“Rest in Power, told through the compelling alternating narratives of Sybrina Fulton and Tracy Martin, answers, for the first time, those questions from the most intimate of sources. It’s the story of the beautiful and complex child they lost, the cruel unresponsiveness of the police and the hostility of the legal system, and the inspiring journey they took from grief and pain to power, and from tragedy and senselessness to meaning.”
Jonathan Good, also known as John Good, has written a book about his experience as a witness to what he saw on February 26, 2012. On that evening, then 28 year old George Zimmerman profiled a 17-year old as a burglar, and followed that teen in his truck until the teen ran. Zimmerman then got out of his truck in a millisecond, flashlight in hand and gun purportedly on his hip, and ran in the direction of the back gate where he believed the 17 year old was heading.
Different witnesses saw different things but what they saw has to be tested against the words of George Zimmerman. On his call to non-emergency dispatch, (NEN), Zimmerman said he didn’t want to give his own address because he didn’t know where the kid was. Zimmerman did not want to meet the cop at the mail shed, a classic landmark in a community of cookie-cutter buildings. Zimmerman wanted the cop to call him, and he would tell the cop where he was. Trayvon Benjamin Martin ended up dead, by a 28 year-old man who admitted to pinning Trayvon’s arm and taking careful aim at his heart before pulling the trigger. Read the rest of this entry
On May 6, 2013, Charles Ramsey helped three women and a child escape a Cleveland house. Gina DeJesus, Michelle Knight, and Amanda Berry were kidnapped and held captive in that house, with Berry having been held captive for 10 years, giving birth to a child fathered by her kidnapper.
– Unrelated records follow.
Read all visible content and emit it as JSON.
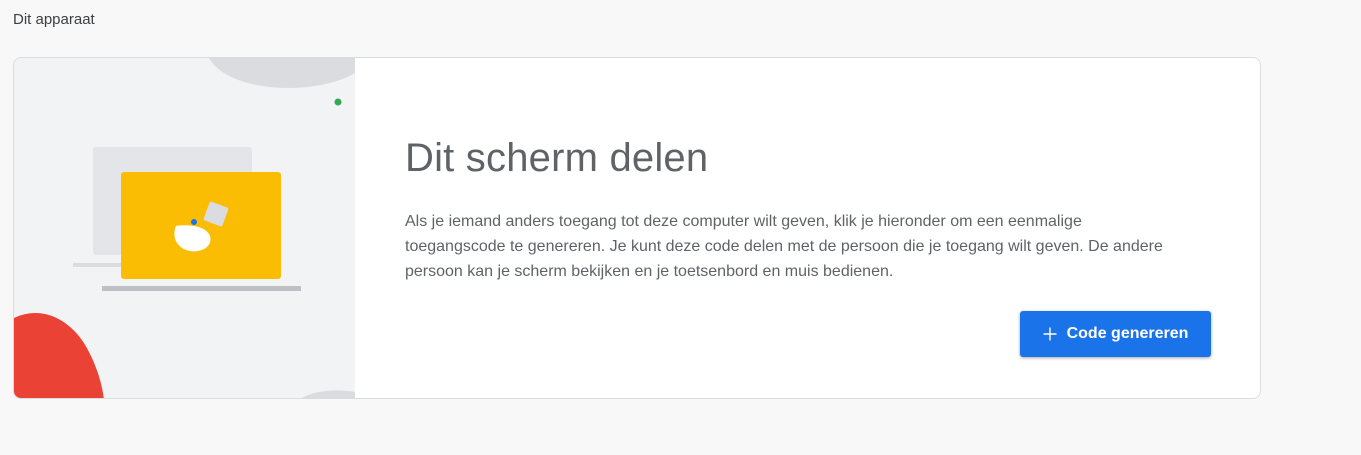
{
  "section": {
    "heading": "Dit apparaat"
  },
  "card": {
    "title": "Dit scherm delen",
    "description": "Als je iemand anders toegang tot deze computer wilt geven, klik je hieronder om een eenmalige toegangscode te genereren. Je kunt deze code delen met de persoon die je toegang wilt geven. De andere persoon kan je scherm bekijken en je toetsenbord en muis bedienen.",
    "button": {
      "label": "Code genereren",
      "icon": "plus-icon"
    }
  },
  "colors": {
    "accent": "#1a73e8",
    "illustration_yellow": "#fbbc04",
    "illustration_red": "#ea4335",
    "illustration_green": "#34a853",
    "illustration_blue": "#1a73e8",
    "illustration_bg": "#f1f3f4"
  }
}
“What you saw on TV doesn’t even begin to tell the story,” Ramsey said. Now, Ramsey gets a chance to put the entire story in writing. Read the rest of this entry
Sybrina Fulton and Tracy Martin, parents of Trayvon Martin, intend to write a book about their son, his death, his killer’s trial and more. Sybrina and Tracy met with publishers, accompanied by Jan Miller, their Dallas-based literary agent. Two publishing executives participated in the meeting and described it as somber and moving.
One publishing executive said Mr. Martin and Ms. Fulton spoke eloquently on social issues of race and religion, suggesting that faith could be a central element of the book. Both have openly stated about their faith. After a jury found George Zimmerman not guilty of murdering Trayvon Martin, Sybrina tweeted:
“Lord during my darkest hour I lean on you. You are all that I have. At the end of the day, GOD is still in control. Thank you all for your prayers and support. I will love you forever Trayvon!!! In the name of Jesus!!!” Read the rest of this entry
Hat tip to BigBoi.
Jonathan Manalo, the man who took the pictures of the back of George Zimmerman’s head, Trayvon’s body, and Zimmerman’s tactical flashlight, interviewed with Joy-Ann Reid, The Grio.com’s managing editor at MSNBC studios in New York.
Manalo has written a book. The 13 page book Titled, “With a Flashlight and a Cell Phone…MY TRUTH,” is available on Kindle through Amazon for $9.99. Read the rest of this entry